"The Japanese saw MEMS as an extension of microminiaturization--their purpose was just to attain higher precision," he said. By contrast, "I saw MEMS as important because it was a means of building electromechanical structures that used semiconductor fabrication techniques and thus could leverage the global semiconductor industry with all its associated fabrication, materials and control knowledge."
Gabriel left Darpa for a joint Carnegie Mellon appointment in electrical engineering and robotics. It was there that he developed the intellectual property on which Akustica bases its MEMS devices .
Gabriel co-founded Akustica in December 2001 to develop the microphone design he had begun at the university into commercial products. Even though Gabriel did the development, the initial four patents on MEMS microphones belong to Carnegie Mellon. Akustica licenses them.
Besides microphones, Akustica sees its future in other MEMS chips for consumer products, such as inertial, navigation and RF devices. Because its MEMS chips are fabricated on standard CMOS lines available at most foundries, the company claims all of them will enjoy the economies of scale that result from scaling down device sizes as fabs migrate to more advanced nodes.
"The total market will be huge, and microphones are just the beginning," said Gabriel. "By leveraging the global semiconductor industry--from design tools to foundries and automated test--Akustica's CMOS MEMS technology platform is changing the way MEMS sensors will be developed and delivered to the market."
Consumer products will likely incorporate multiple MEMS devices, some of which will be used in different ways on one platform. For instance, on a cell phone an accelerometer can be used to scroll the display by tipping it, for dead-reckoning navigation when out of radio contact, for image stabilization of the built-in camera and for auto-shutdown sequences if the handset is dropped.
"Inertial MEMS sensors [mainly triaxis accelerometers] are being incorporated into mobile phones for use in image stabilization, gaming, natural user interfaces, position tracking [augmenting GPS] and system protection," said Gabriel. "MEMS devices will continue to find homes in all portable electronic devices. As these devices get smaller and at the same time require additional functionality, more opportunities will become available for MEMS product solutions."
Gabriel cites lower implementation costs, better performance and higher reliability as MEMS' advantage. For example, "in the PC microphone array market, Akustica can show the voice quality benefits for VoIP and other speech applications, with easier system design and manufacturing, lower implementation cost and higher reliability that can be gained by using our microphones," he said. "It's a very compelling demonstration that speaks for itself."

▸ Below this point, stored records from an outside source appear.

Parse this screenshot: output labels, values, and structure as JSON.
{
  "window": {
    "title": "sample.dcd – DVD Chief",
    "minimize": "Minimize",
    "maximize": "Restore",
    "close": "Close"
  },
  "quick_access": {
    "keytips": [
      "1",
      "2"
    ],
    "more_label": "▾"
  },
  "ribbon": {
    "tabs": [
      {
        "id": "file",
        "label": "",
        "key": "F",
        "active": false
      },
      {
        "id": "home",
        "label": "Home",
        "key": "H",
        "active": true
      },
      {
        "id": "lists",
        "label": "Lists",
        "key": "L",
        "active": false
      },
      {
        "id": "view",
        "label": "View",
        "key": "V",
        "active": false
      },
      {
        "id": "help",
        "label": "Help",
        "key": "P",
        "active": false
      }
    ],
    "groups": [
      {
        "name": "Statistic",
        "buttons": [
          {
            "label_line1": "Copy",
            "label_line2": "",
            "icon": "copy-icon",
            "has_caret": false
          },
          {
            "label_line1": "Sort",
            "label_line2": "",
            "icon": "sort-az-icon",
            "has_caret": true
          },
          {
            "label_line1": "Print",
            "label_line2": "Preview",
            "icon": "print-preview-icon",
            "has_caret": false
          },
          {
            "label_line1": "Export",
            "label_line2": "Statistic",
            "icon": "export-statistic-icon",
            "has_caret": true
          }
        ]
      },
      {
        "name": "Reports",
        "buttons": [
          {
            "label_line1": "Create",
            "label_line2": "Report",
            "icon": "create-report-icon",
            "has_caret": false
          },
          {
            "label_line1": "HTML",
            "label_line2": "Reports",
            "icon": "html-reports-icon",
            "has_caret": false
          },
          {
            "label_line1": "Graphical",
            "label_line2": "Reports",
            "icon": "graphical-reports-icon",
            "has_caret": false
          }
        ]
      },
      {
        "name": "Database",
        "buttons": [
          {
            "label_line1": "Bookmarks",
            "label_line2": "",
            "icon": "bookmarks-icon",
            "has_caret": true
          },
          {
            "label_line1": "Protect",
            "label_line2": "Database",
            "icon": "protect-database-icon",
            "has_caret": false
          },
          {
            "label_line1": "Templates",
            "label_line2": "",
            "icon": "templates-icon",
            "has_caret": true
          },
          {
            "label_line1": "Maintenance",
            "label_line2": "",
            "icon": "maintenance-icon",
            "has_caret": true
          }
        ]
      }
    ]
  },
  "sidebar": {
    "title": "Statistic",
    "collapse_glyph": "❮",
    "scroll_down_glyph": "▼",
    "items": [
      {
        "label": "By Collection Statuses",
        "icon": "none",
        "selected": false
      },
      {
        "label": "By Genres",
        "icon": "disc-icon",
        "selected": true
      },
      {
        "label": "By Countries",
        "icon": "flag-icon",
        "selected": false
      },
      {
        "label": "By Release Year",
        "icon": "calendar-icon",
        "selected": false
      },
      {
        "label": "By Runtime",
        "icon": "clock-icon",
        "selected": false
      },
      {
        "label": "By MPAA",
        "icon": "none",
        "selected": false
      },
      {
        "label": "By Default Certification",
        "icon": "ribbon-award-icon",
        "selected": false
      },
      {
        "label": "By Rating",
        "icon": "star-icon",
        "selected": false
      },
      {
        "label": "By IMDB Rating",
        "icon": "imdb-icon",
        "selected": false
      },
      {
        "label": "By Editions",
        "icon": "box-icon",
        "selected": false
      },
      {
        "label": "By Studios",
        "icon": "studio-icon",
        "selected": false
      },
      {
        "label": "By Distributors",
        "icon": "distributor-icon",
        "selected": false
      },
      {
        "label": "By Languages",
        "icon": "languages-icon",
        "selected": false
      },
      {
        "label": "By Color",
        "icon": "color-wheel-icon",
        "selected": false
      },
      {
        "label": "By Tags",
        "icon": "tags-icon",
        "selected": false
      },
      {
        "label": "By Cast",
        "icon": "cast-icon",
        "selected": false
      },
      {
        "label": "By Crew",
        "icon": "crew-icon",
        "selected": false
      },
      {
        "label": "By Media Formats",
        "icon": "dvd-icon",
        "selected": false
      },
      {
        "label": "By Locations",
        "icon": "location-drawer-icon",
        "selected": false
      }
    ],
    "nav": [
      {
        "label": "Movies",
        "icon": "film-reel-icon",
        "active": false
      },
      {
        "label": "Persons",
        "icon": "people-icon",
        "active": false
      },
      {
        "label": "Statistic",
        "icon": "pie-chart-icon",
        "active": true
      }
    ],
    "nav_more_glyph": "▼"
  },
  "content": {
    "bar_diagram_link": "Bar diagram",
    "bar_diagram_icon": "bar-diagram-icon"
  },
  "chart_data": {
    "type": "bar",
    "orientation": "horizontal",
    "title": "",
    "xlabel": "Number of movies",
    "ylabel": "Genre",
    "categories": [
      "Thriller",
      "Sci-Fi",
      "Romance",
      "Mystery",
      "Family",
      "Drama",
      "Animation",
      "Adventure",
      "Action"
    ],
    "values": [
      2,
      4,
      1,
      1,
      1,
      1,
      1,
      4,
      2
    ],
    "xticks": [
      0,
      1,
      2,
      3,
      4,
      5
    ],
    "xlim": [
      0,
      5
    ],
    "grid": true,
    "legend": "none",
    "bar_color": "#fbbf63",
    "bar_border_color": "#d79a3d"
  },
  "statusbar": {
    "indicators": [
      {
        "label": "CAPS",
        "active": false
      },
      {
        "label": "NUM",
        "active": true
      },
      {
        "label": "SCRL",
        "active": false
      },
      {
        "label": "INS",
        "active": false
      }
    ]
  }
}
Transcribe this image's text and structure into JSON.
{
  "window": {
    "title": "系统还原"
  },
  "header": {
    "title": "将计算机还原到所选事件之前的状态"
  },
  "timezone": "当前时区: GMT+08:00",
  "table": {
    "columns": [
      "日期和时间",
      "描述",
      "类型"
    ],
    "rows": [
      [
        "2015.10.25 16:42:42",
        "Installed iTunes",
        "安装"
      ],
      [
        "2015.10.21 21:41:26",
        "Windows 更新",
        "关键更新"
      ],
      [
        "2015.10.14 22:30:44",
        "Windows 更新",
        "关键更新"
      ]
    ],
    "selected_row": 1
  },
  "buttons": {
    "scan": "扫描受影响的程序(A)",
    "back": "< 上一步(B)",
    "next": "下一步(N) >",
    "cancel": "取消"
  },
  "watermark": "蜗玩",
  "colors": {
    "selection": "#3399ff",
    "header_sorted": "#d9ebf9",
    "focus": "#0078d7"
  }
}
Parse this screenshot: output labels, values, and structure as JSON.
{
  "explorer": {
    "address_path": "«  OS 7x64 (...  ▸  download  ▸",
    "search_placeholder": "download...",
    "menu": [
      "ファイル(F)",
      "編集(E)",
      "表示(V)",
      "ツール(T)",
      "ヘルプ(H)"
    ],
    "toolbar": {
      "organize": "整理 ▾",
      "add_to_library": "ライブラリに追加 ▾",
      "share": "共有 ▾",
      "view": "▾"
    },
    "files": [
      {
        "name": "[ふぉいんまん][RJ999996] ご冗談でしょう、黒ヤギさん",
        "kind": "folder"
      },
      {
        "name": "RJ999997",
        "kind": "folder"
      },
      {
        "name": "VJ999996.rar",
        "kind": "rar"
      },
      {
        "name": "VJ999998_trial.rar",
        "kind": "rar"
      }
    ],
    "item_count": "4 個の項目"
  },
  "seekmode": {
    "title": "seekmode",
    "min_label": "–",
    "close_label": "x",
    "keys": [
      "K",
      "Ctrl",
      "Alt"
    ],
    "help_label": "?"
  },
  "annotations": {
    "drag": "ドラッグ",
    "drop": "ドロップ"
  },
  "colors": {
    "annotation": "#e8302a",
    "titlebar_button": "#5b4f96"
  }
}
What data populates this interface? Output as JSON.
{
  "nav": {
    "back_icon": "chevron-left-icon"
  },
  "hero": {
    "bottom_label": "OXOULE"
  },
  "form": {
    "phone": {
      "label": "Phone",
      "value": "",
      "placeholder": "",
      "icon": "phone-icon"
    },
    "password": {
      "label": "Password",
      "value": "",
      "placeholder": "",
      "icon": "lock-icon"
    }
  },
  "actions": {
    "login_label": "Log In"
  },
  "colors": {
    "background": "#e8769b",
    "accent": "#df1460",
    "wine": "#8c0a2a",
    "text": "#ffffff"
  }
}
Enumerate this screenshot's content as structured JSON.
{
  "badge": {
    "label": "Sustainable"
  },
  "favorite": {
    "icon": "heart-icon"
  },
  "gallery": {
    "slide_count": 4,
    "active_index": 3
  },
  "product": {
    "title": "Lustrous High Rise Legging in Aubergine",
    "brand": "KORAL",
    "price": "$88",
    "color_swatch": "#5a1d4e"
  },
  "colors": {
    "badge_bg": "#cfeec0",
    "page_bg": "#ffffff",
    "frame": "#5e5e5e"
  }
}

Moreover, he said, "Because Akustica also works closely with codec manufacturers as well as PC market leaders, we are able to bring a whole-product solution to our customers--this is an important part of what OEMs are looking for."